══ Listed entries ══
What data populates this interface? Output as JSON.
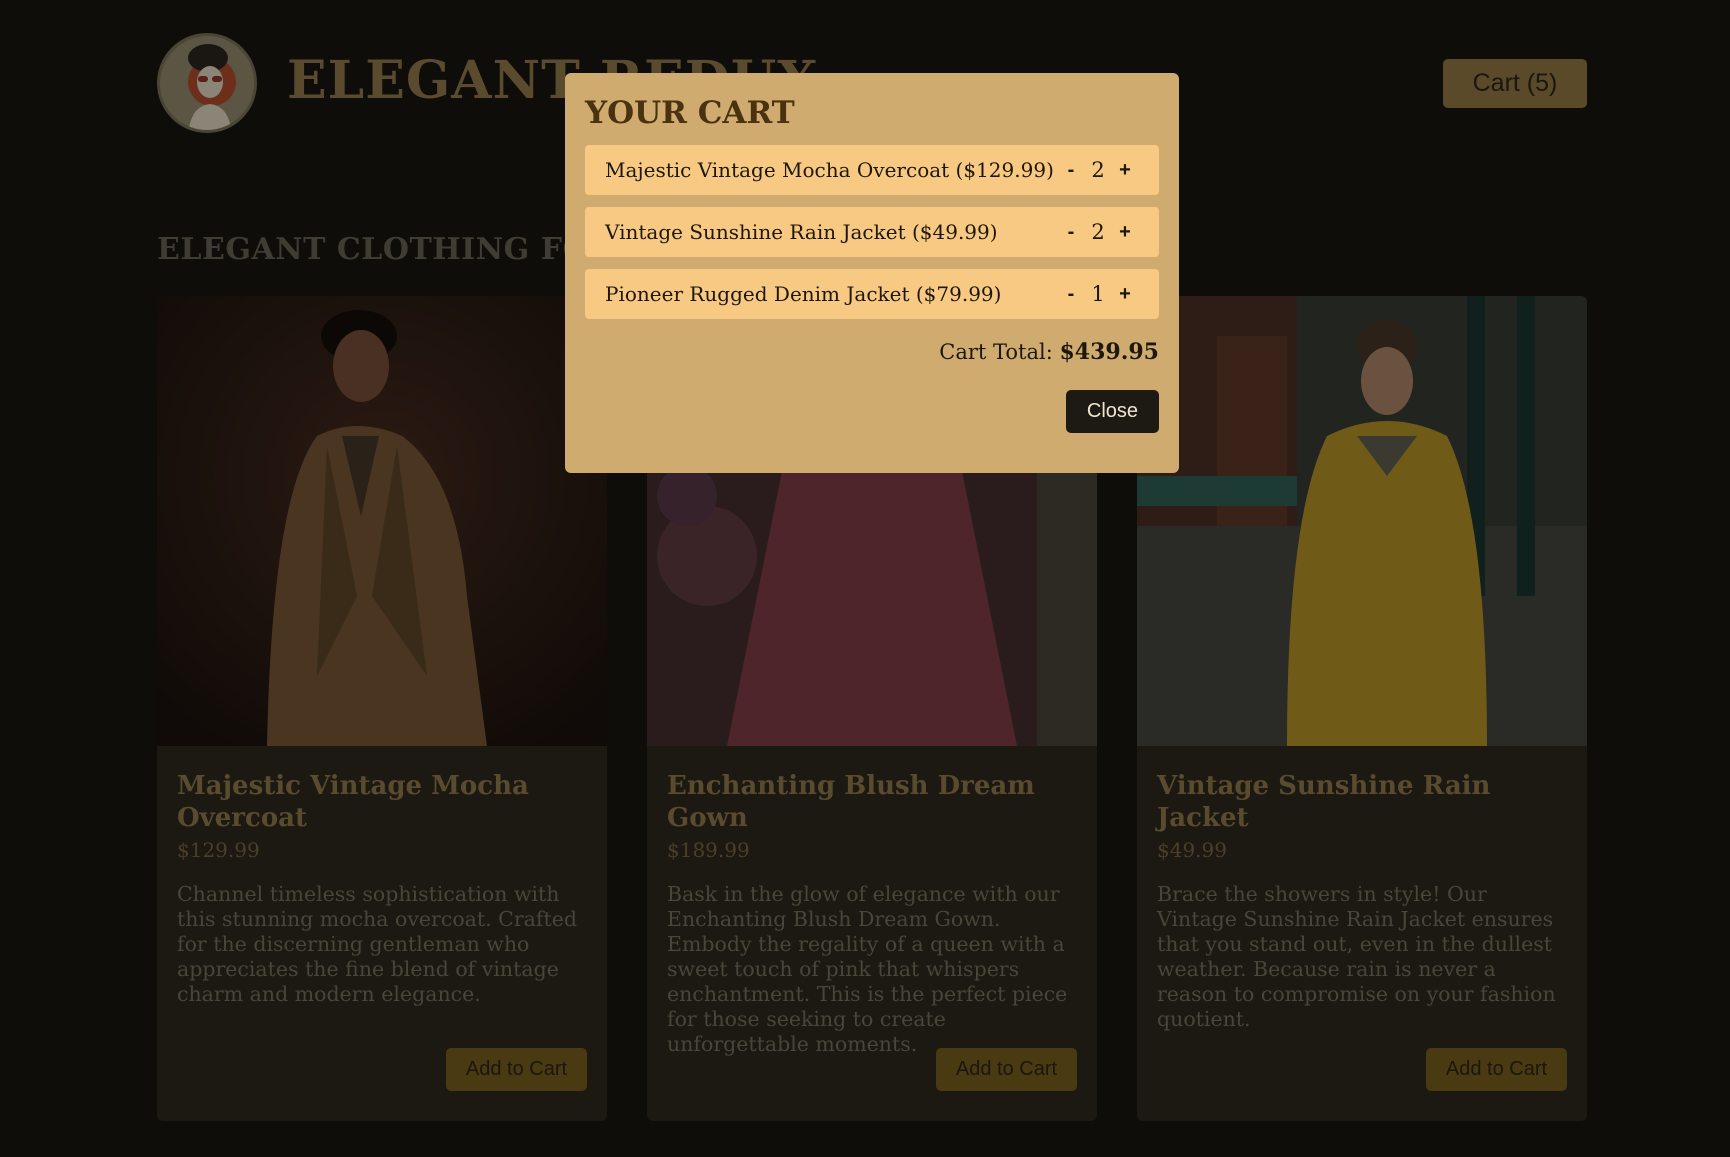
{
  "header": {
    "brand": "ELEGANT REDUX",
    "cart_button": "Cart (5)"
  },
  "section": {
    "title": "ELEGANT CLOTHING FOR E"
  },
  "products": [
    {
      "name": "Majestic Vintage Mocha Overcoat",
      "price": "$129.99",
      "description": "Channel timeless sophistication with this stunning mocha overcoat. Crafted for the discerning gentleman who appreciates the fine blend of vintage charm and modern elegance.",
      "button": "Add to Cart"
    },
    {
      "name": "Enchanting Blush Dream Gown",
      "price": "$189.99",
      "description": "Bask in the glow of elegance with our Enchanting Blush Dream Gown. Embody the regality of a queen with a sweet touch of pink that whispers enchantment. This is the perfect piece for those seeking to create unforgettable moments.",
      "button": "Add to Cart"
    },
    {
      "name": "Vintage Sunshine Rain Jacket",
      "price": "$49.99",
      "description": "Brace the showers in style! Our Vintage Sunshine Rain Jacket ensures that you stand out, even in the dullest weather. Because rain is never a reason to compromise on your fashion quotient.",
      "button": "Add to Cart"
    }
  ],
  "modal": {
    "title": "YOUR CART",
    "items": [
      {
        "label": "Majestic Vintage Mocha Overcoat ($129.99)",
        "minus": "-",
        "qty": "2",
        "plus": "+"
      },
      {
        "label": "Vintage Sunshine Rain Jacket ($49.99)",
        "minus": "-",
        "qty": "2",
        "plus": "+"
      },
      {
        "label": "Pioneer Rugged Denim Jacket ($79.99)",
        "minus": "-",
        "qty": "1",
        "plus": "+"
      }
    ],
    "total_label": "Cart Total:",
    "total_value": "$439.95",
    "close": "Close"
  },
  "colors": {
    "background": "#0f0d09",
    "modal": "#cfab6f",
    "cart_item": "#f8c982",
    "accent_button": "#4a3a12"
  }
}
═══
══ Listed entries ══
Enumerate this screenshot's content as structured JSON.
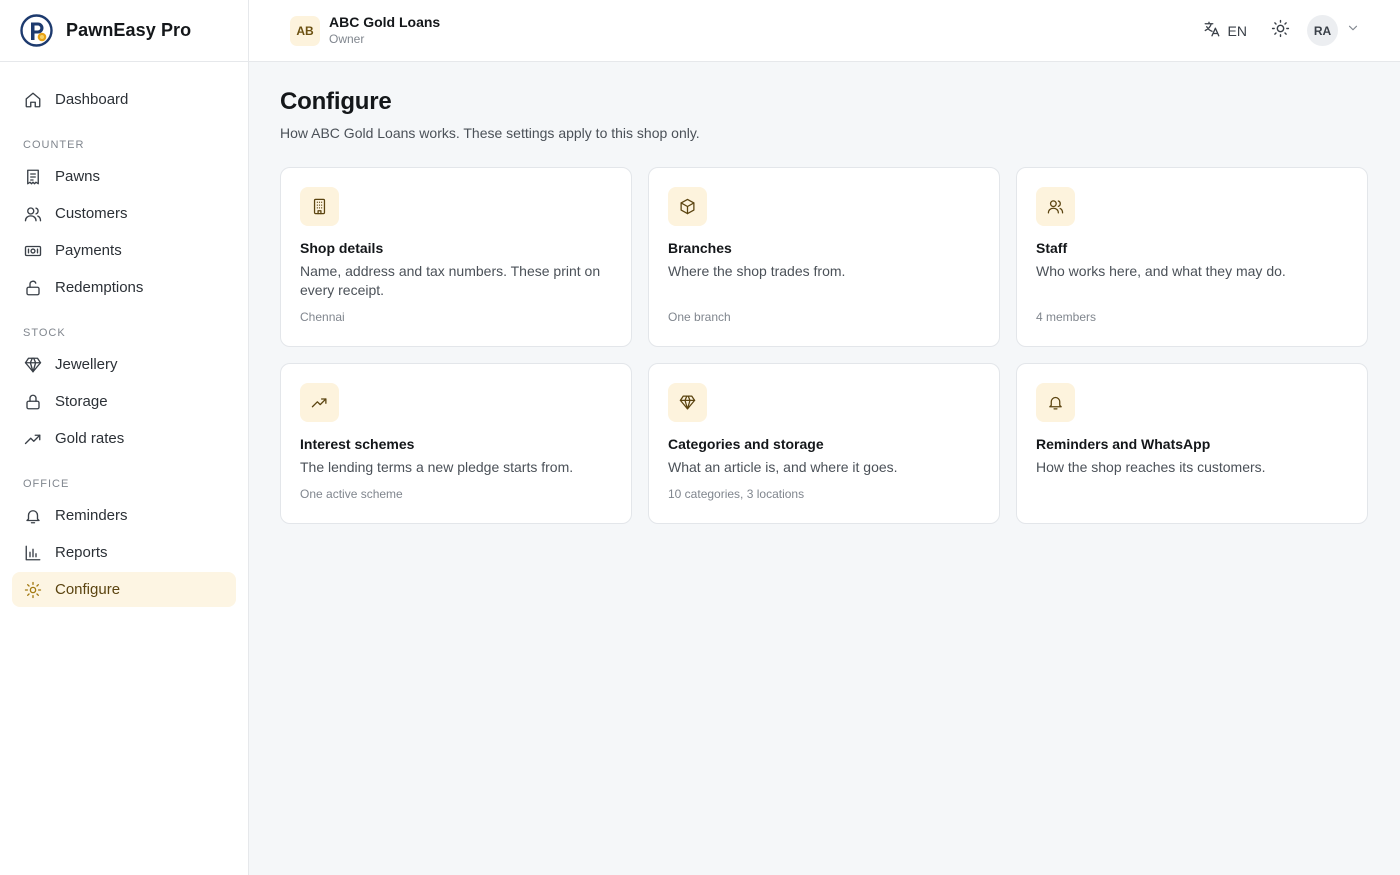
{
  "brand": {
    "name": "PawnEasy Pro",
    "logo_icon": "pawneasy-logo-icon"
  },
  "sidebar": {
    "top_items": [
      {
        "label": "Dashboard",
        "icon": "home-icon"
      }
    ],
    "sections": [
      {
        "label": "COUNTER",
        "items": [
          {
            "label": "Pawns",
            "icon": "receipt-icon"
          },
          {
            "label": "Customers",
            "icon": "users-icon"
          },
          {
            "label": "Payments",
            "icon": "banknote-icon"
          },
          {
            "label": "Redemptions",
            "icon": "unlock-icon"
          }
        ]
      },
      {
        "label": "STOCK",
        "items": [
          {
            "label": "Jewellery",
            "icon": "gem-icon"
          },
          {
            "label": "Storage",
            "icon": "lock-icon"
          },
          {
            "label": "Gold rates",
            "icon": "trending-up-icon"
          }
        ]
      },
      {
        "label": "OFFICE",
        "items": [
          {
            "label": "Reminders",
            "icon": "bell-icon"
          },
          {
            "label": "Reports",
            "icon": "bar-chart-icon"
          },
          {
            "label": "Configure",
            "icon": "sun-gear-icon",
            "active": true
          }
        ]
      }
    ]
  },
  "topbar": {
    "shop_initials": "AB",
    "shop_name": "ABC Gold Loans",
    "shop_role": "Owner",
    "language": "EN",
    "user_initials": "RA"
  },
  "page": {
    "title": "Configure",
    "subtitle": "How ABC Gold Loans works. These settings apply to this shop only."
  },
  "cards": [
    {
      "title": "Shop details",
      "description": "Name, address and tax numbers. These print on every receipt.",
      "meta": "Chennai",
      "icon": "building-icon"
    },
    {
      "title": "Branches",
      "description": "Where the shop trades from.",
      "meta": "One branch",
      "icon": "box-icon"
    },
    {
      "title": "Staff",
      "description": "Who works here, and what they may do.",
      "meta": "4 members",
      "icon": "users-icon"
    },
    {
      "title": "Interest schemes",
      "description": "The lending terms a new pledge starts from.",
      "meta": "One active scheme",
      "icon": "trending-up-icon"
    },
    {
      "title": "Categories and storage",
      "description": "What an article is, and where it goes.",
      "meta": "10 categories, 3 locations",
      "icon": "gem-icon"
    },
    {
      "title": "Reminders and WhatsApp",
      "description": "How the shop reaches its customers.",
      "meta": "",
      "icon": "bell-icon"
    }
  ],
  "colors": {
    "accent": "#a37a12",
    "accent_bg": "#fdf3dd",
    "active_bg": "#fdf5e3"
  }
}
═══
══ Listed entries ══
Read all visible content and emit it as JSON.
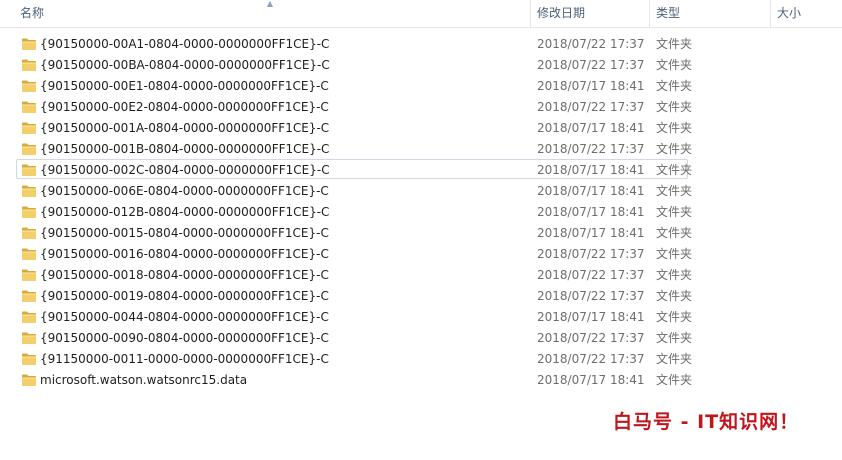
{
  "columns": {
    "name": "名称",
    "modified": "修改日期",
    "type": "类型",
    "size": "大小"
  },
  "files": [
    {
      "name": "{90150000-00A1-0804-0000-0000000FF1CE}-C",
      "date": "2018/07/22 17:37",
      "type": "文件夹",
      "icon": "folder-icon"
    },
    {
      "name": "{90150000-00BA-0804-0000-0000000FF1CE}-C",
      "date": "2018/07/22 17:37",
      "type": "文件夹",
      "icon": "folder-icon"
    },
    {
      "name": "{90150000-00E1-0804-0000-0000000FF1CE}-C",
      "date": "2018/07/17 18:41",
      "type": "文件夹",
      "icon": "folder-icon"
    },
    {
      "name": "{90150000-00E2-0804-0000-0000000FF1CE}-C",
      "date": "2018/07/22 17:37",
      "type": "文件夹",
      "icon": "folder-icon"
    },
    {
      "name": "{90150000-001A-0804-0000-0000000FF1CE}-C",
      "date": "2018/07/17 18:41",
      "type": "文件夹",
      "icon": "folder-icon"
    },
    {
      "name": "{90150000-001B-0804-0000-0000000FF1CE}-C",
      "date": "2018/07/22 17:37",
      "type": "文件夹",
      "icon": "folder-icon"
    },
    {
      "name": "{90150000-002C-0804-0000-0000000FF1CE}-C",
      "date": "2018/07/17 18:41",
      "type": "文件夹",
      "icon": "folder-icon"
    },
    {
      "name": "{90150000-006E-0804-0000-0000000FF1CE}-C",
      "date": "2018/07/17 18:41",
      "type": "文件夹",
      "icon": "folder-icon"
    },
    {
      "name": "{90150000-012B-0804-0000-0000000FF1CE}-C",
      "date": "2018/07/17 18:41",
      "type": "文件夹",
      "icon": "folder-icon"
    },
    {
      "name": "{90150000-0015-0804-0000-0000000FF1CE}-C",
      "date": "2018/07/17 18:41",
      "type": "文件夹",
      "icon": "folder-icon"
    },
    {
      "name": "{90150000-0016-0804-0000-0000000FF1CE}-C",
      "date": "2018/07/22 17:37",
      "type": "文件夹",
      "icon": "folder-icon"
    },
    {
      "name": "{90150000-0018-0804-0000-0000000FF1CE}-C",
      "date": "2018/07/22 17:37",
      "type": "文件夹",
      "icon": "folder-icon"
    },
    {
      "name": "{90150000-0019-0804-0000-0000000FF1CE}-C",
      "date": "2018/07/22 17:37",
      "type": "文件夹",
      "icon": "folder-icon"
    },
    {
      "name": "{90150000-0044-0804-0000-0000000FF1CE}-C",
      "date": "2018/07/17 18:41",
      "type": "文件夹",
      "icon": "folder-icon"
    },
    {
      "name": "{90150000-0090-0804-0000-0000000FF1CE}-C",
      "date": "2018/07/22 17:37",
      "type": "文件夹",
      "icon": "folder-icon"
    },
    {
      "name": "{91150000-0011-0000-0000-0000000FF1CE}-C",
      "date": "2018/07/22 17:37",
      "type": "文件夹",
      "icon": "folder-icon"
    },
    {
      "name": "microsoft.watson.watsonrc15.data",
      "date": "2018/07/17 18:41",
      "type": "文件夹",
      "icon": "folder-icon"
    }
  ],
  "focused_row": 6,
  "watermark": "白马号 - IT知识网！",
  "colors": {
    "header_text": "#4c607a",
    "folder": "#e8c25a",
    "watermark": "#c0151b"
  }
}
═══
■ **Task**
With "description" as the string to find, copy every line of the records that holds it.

■ **Response**
      "description": "Channel timeless sophistication with this stunning mocha overcoat. Crafted for the discerning gentleman who appreciates the fine blend of vintage charm and modern elegance.",
      "description": "Bask in the glow of elegance with our Enchanting Blush Dream Gown. Embody the regality of a queen with a sweet touch of pink that whispers enchantment. This is the perfect piece for those seeking to create unforgettable moments.",
      "description": "Brace the showers in style! Our Vintage Sunshine Rain Jacket ensures that you stand out, even in the dullest weather. Because rain is never a reason to compromise on your fashion quotient.",
      "description": "Name, address and tax numbers. These print on every receipt.",
      "description": "Where the shop trades from.",
      "description": "Who works here, and what they may do.",
      "description": "The lending terms a new pledge starts from.",
      "description": "What an article is, and where it goes.",
      "description": "How the shop reaches its customers.",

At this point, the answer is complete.